Women's West Coast Tournament of Champions"Wrestle Like a Girl is thrilled that the NCAA Committee on Women's Athletics has recommended women's wrestling to become an official NCAA championship sport," said Sally Roberts, CEO of Wrestle Like a Girl, one of the national governing bodies of women's wrestling. "This momentous occasion further empowers women in sports and brings us closer to fulfilling the promise made 51 years ago with the passage of Title IX. With the many battles won, women's wrestling will be rightfully enshrined with dignity and recognition as an NCAA championship sport for women. It is a victory for all the athletes, supporters and allies who have worked passionately to make this dream a reality. The tireless efforts have paid off, and we are proud to stand with our sisters in sports to celebrate this accomplishment. This is a significant step forward in women's empowerment, and we are honored to be part of it."

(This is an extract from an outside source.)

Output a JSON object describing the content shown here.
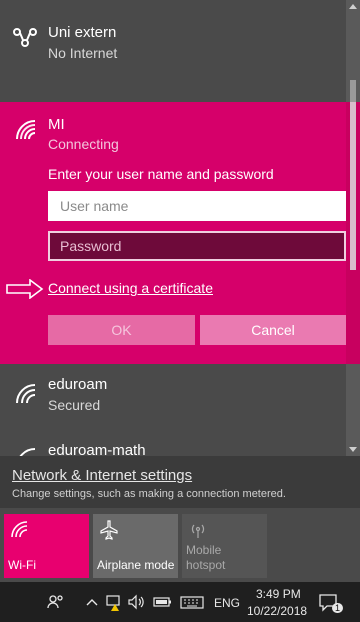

According to the latest sports sponsorship and participation data, nearly 800 student-athletes competed in women's wrestling across 51 teams in 2022-23. More than 70 schools reported that they intended to sponsor the sport for the 2023-24 academic year. 

College women's wrestling also boasts a diverse student-athlete population. Per NCAA demographics research, 43% of the student-athletes on women's wrestling rosters are minorities, which is tied for the fourth-highest percentage among NCAA women's sports. 

Current NCAA women's wrestlers compete in a season-ending national competition that is organized by the coalition of wrestling organizations. The National Collegiate Women's Wrestling Championships are set for March 8-9 in Cedar Rapids, Iowa. 


Meanwhile, Placer Valley continues to grow its event. Dotti agrees with the philosophy of Wrestle Like A Girl, that wrestling can be a positive force in girls’ lives.

“It’s empowering for the athletes, builds self-esteem and the discipline is a valuable asset to take into adulthood.”

About the Author